Although you can select several entries in the History list in the usual way via holding down Shift or Cmd, you can only delete them by subsequently tapping the Backspace or Delete key on your keyboard. Right-clicking won't work in this instance. 

Clear cookies and cache data for individual sites

Cleaning cookies and the cache data for individual sites can be done by opening the Preferences dialog box, then selecting the Privacy icon and clicking the 'Manage Website Data...' button.

You can then prune the list manually by selecting an individual site and clicking the Remove button, or delete all cookies and cache by clicking the Remove All button. There's a search field via which you can track down individual sites.

Bear in mind that deleting cookies might remove autocompleted login usernames and passwords for sites, and will almost certainly log you out of that site if you've configured it to automatically login each time you visit. 

Clean the Safari cache

The hidden Safari Developer menu can be used to clear just the cache, leaving cookies and the browser history in place. This is a very useful diagnostic step to take before commencing removal of those two items if a website behaves badly.

The Developer menu can be activated by opening the Preferences dialog, clicking the Advanced icon, then putting a tick alongside Show Develop Menu in Menu Bar (it's right at the bottom of the dialog).

A new Develop menu option appears to the left of the Window and Help menu options. Close any open Safari windows and select Empty Caches on the Develop menu. Following this, click File > New Window to start Safari with a clean cache. 

Remove autocomplete data from Safari AutoFill
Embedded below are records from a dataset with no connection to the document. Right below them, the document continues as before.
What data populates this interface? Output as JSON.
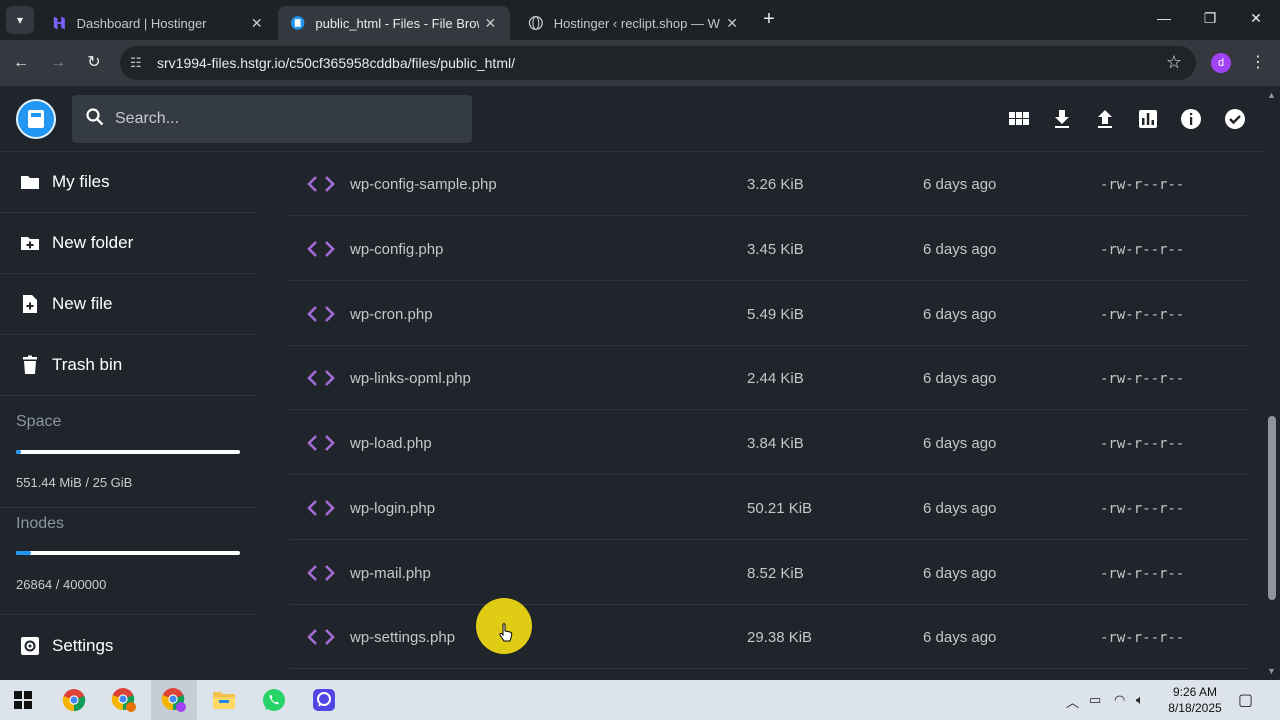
{
  "browser": {
    "tabs": [
      {
        "title": "Dashboard | Hostinger",
        "active": false
      },
      {
        "title": "public_html - Files - File Browser",
        "active": true
      },
      {
        "title": "Hostinger ‹ reclipt.shop — WordPress",
        "active": false
      }
    ],
    "url": "srv1994-files.hstgr.io/c50cf365958cddba/files/public_html/",
    "profile_initial": "d"
  },
  "header": {
    "search_placeholder": "Search..."
  },
  "sidebar": {
    "items": [
      {
        "label": "My files",
        "icon": "folder-icon"
      },
      {
        "label": "New folder",
        "icon": "create-folder-icon"
      },
      {
        "label": "New file",
        "icon": "note-add-icon"
      },
      {
        "label": "Trash bin",
        "icon": "trash-icon"
      }
    ],
    "space": {
      "title": "Space",
      "value": "551.44 MiB / 25 GiB",
      "fraction": 0.0215
    },
    "inodes": {
      "title": "Inodes",
      "value": "26864 / 400000",
      "fraction": 0.067
    },
    "settings_label": "Settings"
  },
  "files": [
    {
      "name": "wp-config-sample.php",
      "size": "3.26 KiB",
      "modified": "6 days ago",
      "perms": "-rw-r--r--"
    },
    {
      "name": "wp-config.php",
      "size": "3.45 KiB",
      "modified": "6 days ago",
      "perms": "-rw-r--r--"
    },
    {
      "name": "wp-cron.php",
      "size": "5.49 KiB",
      "modified": "6 days ago",
      "perms": "-rw-r--r--"
    },
    {
      "name": "wp-links-opml.php",
      "size": "2.44 KiB",
      "modified": "6 days ago",
      "perms": "-rw-r--r--"
    },
    {
      "name": "wp-load.php",
      "size": "3.84 KiB",
      "modified": "6 days ago",
      "perms": "-rw-r--r--"
    },
    {
      "name": "wp-login.php",
      "size": "50.21 KiB",
      "modified": "6 days ago",
      "perms": "-rw-r--r--"
    },
    {
      "name": "wp-mail.php",
      "size": "8.52 KiB",
      "modified": "6 days ago",
      "perms": "-rw-r--r--"
    },
    {
      "name": "wp-settings.php",
      "size": "29.38 KiB",
      "modified": "6 days ago",
      "perms": "-rw-r--r--"
    }
  ],
  "taskbar": {
    "time": "9:26 AM",
    "date": "8/18/2025"
  },
  "colors": {
    "accent": "#2196f3",
    "code_icon": "#a56bd8",
    "highlight": "#e0cc14"
  }
}
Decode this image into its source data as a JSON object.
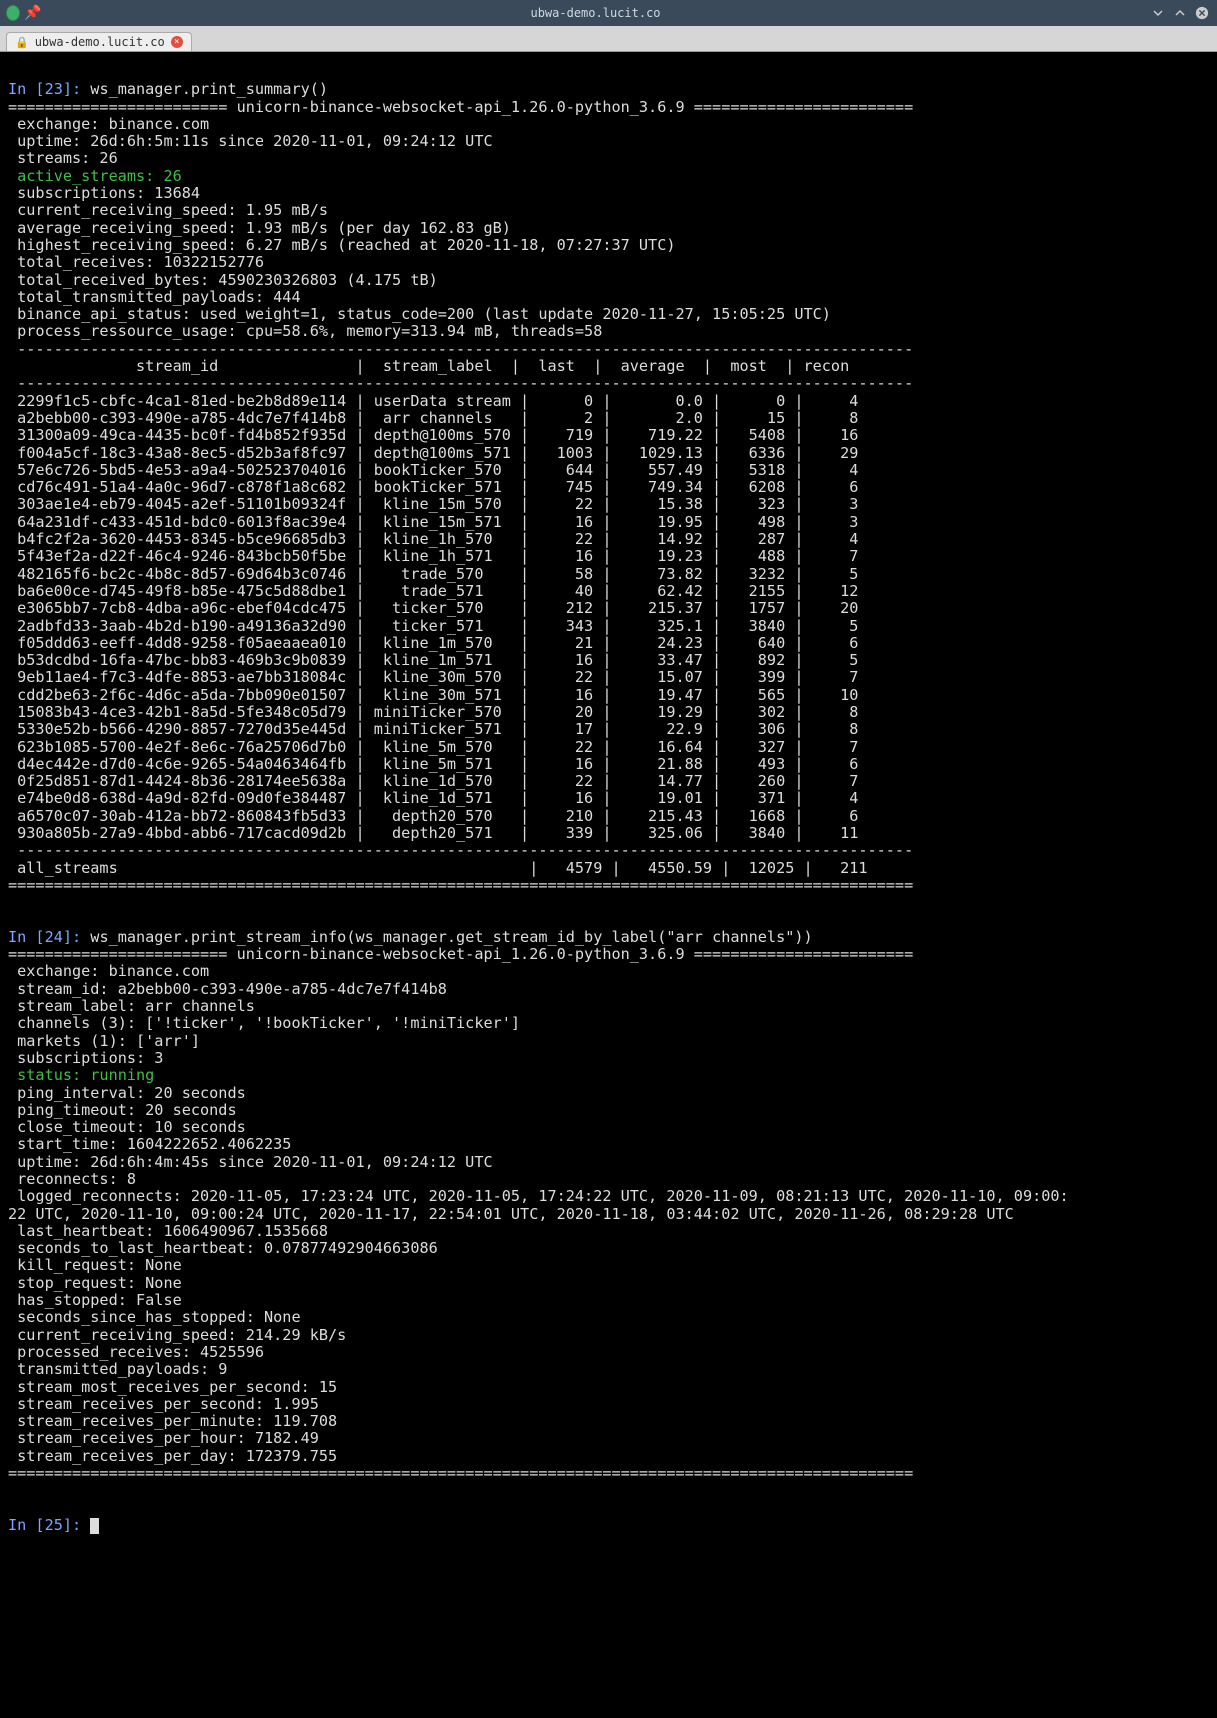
{
  "window": {
    "title": "ubwa-demo.lucit.co",
    "tab_label": "ubwa-demo.lucit.co"
  },
  "sections": {
    "s1_prompt": {
      "num": "In [23]:",
      "cmd": " ws_manager.print_summary()"
    },
    "s1_banner": "======================== unicorn-binance-websocket-api_1.26.0-python_3.6.9 ========================",
    "s1_lines": [
      " exchange: binance.com",
      " uptime: 26d:6h:5m:11s since 2020-11-01, 09:24:12 UTC",
      " streams: 26"
    ],
    "s1_active": " active_streams: 26",
    "s1_lines2": [
      " subscriptions: 13684",
      " current_receiving_speed: 1.95 mB/s",
      " average_receiving_speed: 1.93 mB/s (per day 162.83 gB)",
      " highest_receiving_speed: 6.27 mB/s (reached at 2020-11-18, 07:27:37 UTC)",
      " total_receives: 10322152776",
      " total_received_bytes: 4590230326803 (4.175 tB)",
      " total_transmitted_payloads: 444",
      " binance_api_status: used_weight=1, status_code=200 (last update 2020-11-27, 15:05:25 UTC)",
      " process_ressource_usage: cpu=58.6%, memory=313.94 mB, threads=58"
    ],
    "rule_dash": " --------------------------------------------------------------------------------------------------",
    "tbl_header": "              stream_id               |  stream_label  |  last  |  average  |  most  | recon ",
    "tbl_rows": [
      " 2299f1c5-cbfc-4ca1-81ed-be2b8d89e114 | userData stream |      0 |       0.0 |      0 |     4 ",
      " a2bebb00-c393-490e-a785-4dc7e7f414b8 |  arr channels   |      2 |       2.0 |     15 |     8 ",
      " 31300a09-49ca-4435-bc0f-fd4b852f935d | depth@100ms_570 |    719 |    719.22 |   5408 |    16 ",
      " f004a5cf-18c3-43a8-8ec5-d52b3af8fc97 | depth@100ms_571 |   1003 |   1029.13 |   6336 |    29 ",
      " 57e6c726-5bd5-4e53-a9a4-502523704016 | bookTicker_570  |    644 |    557.49 |   5318 |     4 ",
      " cd76c491-51a4-4a0c-96d7-c878f1a8c682 | bookTicker_571  |    745 |    749.34 |   6208 |     6 ",
      " 303ae1e4-eb79-4045-a2ef-51101b09324f |  kline_15m_570  |     22 |     15.38 |    323 |     3 ",
      " 64a231df-c433-451d-bdc0-6013f8ac39e4 |  kline_15m_571  |     16 |     19.95 |    498 |     3 ",
      " b4fc2f2a-3620-4453-8345-b5ce96685db3 |  kline_1h_570   |     22 |     14.92 |    287 |     4 ",
      " 5f43ef2a-d22f-46c4-9246-843bcb50f5be |  kline_1h_571   |     16 |     19.23 |    488 |     7 ",
      " 482165f6-bc2c-4b8c-8d57-69d64b3c0746 |    trade_570    |     58 |     73.82 |   3232 |     5 ",
      " ba6e00ce-d745-49f8-b85e-475c5d88dbe1 |    trade_571    |     40 |     62.42 |   2155 |    12 ",
      " e3065bb7-7cb8-4dba-a96c-ebef04cdc475 |   ticker_570    |    212 |    215.37 |   1757 |    20 ",
      " 2adbfd33-3aab-4b2d-b190-a49136a32d90 |   ticker_571    |    343 |     325.1 |   3840 |     5 ",
      " f05ddd63-eeff-4dd8-9258-f05aeaaea010 |  kline_1m_570   |     21 |     24.23 |    640 |     6 ",
      " b53dcdbd-16fa-47bc-bb83-469b3c9b0839 |  kline_1m_571   |     16 |     33.47 |    892 |     5 ",
      " 9eb11ae4-f7c3-4dfe-8853-ae7bb318084c |  kline_30m_570  |     22 |     15.07 |    399 |     7 ",
      " cdd2be63-2f6c-4d6c-a5da-7bb090e01507 |  kline_30m_571  |     16 |     19.47 |    565 |    10 ",
      " 15083b43-4ce3-42b1-8a5d-5fe348c05d79 | miniTicker_570  |     20 |     19.29 |    302 |     8 ",
      " 5330e52b-b566-4290-8857-7270d35e445d | miniTicker_571  |     17 |      22.9 |    306 |     8 ",
      " 623b1085-5700-4e2f-8e6c-76a25706d7b0 |  kline_5m_570   |     22 |     16.64 |    327 |     7 ",
      " d4ec442e-d7d0-4c6e-9265-54a0463464fb |  kline_5m_571   |     16 |     21.88 |    493 |     6 ",
      " 0f25d851-87d1-4424-8b36-28174ee5638a |  kline_1d_570   |     22 |     14.77 |    260 |     7 ",
      " e74be0d8-638d-4a9d-82fd-09d0fe384487 |  kline_1d_571   |     16 |     19.01 |    371 |     4 ",
      " a6570c07-30ab-412a-bb72-860843fb5d33 |   depth20_570   |    210 |    215.43 |   1668 |     6 ",
      " 930a805b-27a9-4bbd-abb6-717cacd09d2b |   depth20_571   |    339 |    325.06 |   3840 |    11 "
    ],
    "tbl_total": " all_streams                                             |   4579 |   4550.59 |  12025 |   211 ",
    "rule_eq": "===================================================================================================",
    "s2_prompt": {
      "num": "In [24]:",
      "cmd": " ws_manager.print_stream_info(ws_manager.get_stream_id_by_label(\"arr channels\"))"
    },
    "s2_lines1": [
      " exchange: binance.com",
      " stream_id: a2bebb00-c393-490e-a785-4dc7e7f414b8",
      " stream_label: arr channels",
      " channels (3): ['!ticker', '!bookTicker', '!miniTicker']",
      " markets (1): ['arr']",
      " subscriptions: 3"
    ],
    "s2_status": " status: running",
    "s2_lines2": [
      " ping_interval: 20 seconds",
      " ping_timeout: 20 seconds",
      " close_timeout: 10 seconds",
      " start_time: 1604222652.4062235",
      " uptime: 26d:6h:4m:45s since 2020-11-01, 09:24:12 UTC",
      " reconnects: 8",
      " logged_reconnects: 2020-11-05, 17:23:24 UTC, 2020-11-05, 17:24:22 UTC, 2020-11-09, 08:21:13 UTC, 2020-11-10, 09:00:",
      "22 UTC, 2020-11-10, 09:00:24 UTC, 2020-11-17, 22:54:01 UTC, 2020-11-18, 03:44:02 UTC, 2020-11-26, 08:29:28 UTC",
      " last_heartbeat: 1606490967.1535668",
      " seconds_to_last_heartbeat: 0.07877492904663086",
      " kill_request: None",
      " stop_request: None",
      " has_stopped: False",
      " seconds_since_has_stopped: None",
      " current_receiving_speed: 214.29 kB/s",
      " processed_receives: 4525596",
      " transmitted_payloads: 9",
      " stream_most_receives_per_second: 15",
      " stream_receives_per_second: 1.995",
      " stream_receives_per_minute: 119.708",
      " stream_receives_per_hour: 7182.49",
      " stream_receives_per_day: 172379.755"
    ],
    "s3_prompt": {
      "num": "In [25]:",
      "cmd": " "
    }
  }
}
Safari's AutoFill tool, accessible by opening Preferences and clicking the AutoFill icon, sometimes overrides cookies and fills in username and password details on websites. AutoFill might also autocomplete some other information on the site.

To delete any errant data, click the Edit button alongside whichever data type you'd like to remove. The two most useful are 'User names and passwords' and 'Other forms'. In the dialog box that appears once you've clicked Edit, select the site in the list and click the Remove button. 

Delete just site logins

If you've entered the wrong username or password for a site, and Safari subsequently keeps autocompleting it, clicking the Passwords icon within the Safari's Preferences dialog box lets you find it and delete it. Just select the site, then click Remove.

Rather usefully, you can then recreate the entry for the site by clicking the Add button. You'll first need to provide the URL of the site (that is, something like, and then type the username and password alongside (hit the Tab key to move from field to field). 

Deleting logins and passwords system-wide

Pruning site logins can also be done via the Keychain Access app, which you'll find in the Utilities folder of the Applications list in Finder, although you should be very careful using this app because it pretty much controls the entire security operation of your Mac! However, by removing errant username and password entries here you'll stop virtually all of your Mac apps using them, and not just Safari.

Just type the name of the site into the Search field, and look in the list of results for entries of the kind Web Form Password. Right-click the entry and select Delete.